Below are the entries; return every line among them that holds the word "content".
***** Data shown *****
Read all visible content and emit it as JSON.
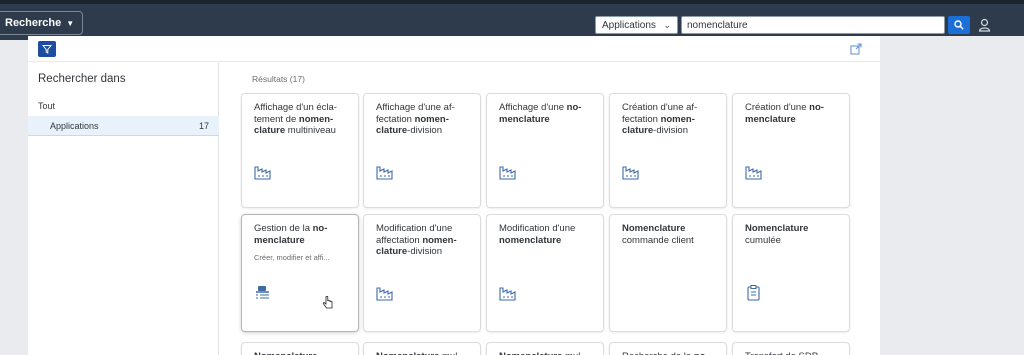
{
  "shell": {
    "app_menu_label": "Recherche",
    "scope_value": "Applications",
    "search_value": "nomenclature"
  },
  "facets": {
    "title": "Rechercher dans",
    "all_label": "Tout",
    "items": [
      {
        "label": "Applications",
        "count": "17",
        "selected": true
      }
    ]
  },
  "results": {
    "count_label": "Résultats (17)",
    "tiles": [
      {
        "title": [
          [
            "Affichage d'un écla- tement de ",
            false
          ],
          [
            "nomen- clature",
            true
          ],
          [
            " multiniveau",
            false
          ]
        ],
        "icon": "factory-icon"
      },
      {
        "title": [
          [
            "Affichage d'une af- fectation ",
            false
          ],
          [
            "nomen- clature",
            true
          ],
          [
            "-division",
            false
          ]
        ],
        "icon": "factory-icon"
      },
      {
        "title": [
          [
            "Affichage d'une ",
            false
          ],
          [
            "no- menclature",
            true
          ]
        ],
        "icon": "factory-icon"
      },
      {
        "title": [
          [
            "Création d'une af- fectation ",
            false
          ],
          [
            "nomen- clature",
            true
          ],
          [
            "-division",
            false
          ]
        ],
        "icon": "factory-icon"
      },
      {
        "title": [
          [
            "Création d'une ",
            false
          ],
          [
            "no- menclature",
            true
          ]
        ],
        "icon": "factory-icon"
      },
      {
        "title": [
          [
            "Gestion de la ",
            false
          ],
          [
            "no- menclature",
            true
          ]
        ],
        "subtitle": "Créer, modifier et affi...",
        "icon": "task-list-icon"
      },
      {
        "title": [
          [
            "Modification d'une affectation ",
            false
          ],
          [
            "nomen- clature",
            true
          ],
          [
            "-division",
            false
          ]
        ],
        "icon": "factory-icon"
      },
      {
        "title": [
          [
            "Modification d'une ",
            false
          ],
          [
            "nomenclature",
            true
          ]
        ],
        "icon": "factory-icon"
      },
      {
        "title": [
          [
            "Nomenclature",
            true
          ],
          [
            " commande client",
            false
          ]
        ],
        "icon": ""
      },
      {
        "title": [
          [
            "Nomenclature",
            true
          ],
          [
            " cumulée",
            false
          ]
        ],
        "icon": "clipboard-icon"
      },
      {
        "title": [
          [
            "Nomenclature",
            true
          ]
        ],
        "icon": ""
      },
      {
        "title": [
          [
            "Nomenclature",
            true
          ],
          [
            " mul-",
            false
          ]
        ],
        "icon": ""
      },
      {
        "title": [
          [
            "Nomenclature",
            true
          ],
          [
            " mul-",
            false
          ]
        ],
        "icon": ""
      },
      {
        "title": [
          [
            "Recherche de la ",
            false
          ],
          [
            "no-",
            true
          ]
        ],
        "icon": ""
      },
      {
        "title": [
          [
            "Transfert de SDP",
            false
          ]
        ],
        "icon": ""
      }
    ]
  },
  "colors": {
    "shell_bg": "#2d3b4c",
    "accent_blue": "#1d6fd8",
    "filter_blue": "#1c4d9e",
    "icon_blue": "#3e6aa8",
    "facet_selected_bg": "#e9f1fa"
  }
}
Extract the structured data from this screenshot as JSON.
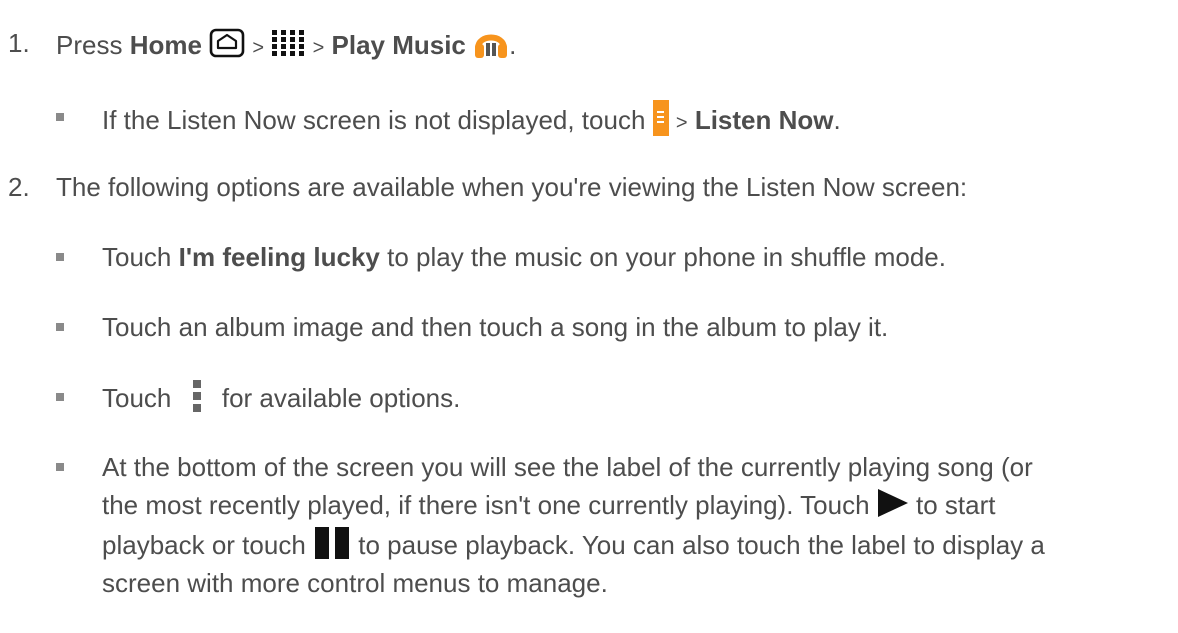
{
  "step1": {
    "number": "1.",
    "press": "Press",
    "home": "Home",
    "sep1": ">",
    "sep2": ">",
    "play_music": "Play Music",
    "end": ".",
    "icons": [
      "home-icon",
      "apps-grid-icon",
      "play-music-headphones-icon"
    ],
    "sub1": {
      "text_before": "If the Listen Now screen is not displayed, touch",
      "sep": ">",
      "listen_now": "Listen Now",
      "end": ".",
      "icon": "menu-tab-icon"
    }
  },
  "step2": {
    "number": "2.",
    "text": "The following options are available when you're viewing the Listen Now screen:",
    "bullets": {
      "b1_touch": "Touch",
      "b1_bold": "I'm feeling lucky",
      "b1_rest": "to play the music on your phone in shuffle mode.",
      "b2": "Touch an album image and then touch a song in the album to play it.",
      "b3_touch": "Touch",
      "b3_rest": "for available options.",
      "b4_line1": "At the bottom of the screen you will see the label of the currently playing song (or",
      "b4_line2_before": "the most recently played, if there isn't one currently playing). Touch",
      "b4_line2_after": "to start",
      "b4_line3_before": "playback or touch",
      "b4_line3_after": "to pause playback. You can also touch the label to display a",
      "b4_line4": "screen with more control menus to manage."
    },
    "icons": [
      "overflow-menu-icon",
      "play-icon",
      "pause-icon"
    ]
  }
}
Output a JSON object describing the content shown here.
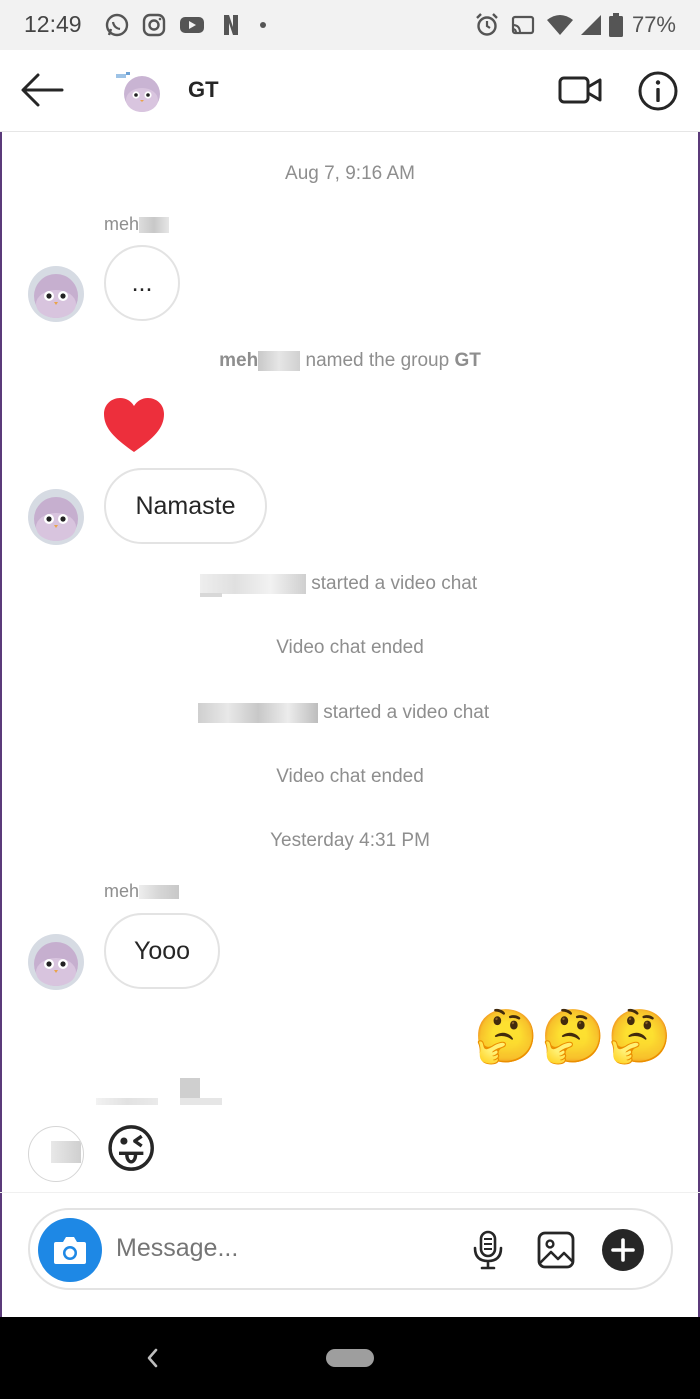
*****
» **Exercise solution**
Read all visible content and emit it as JSON.
Output a JSON object describing the content shown here.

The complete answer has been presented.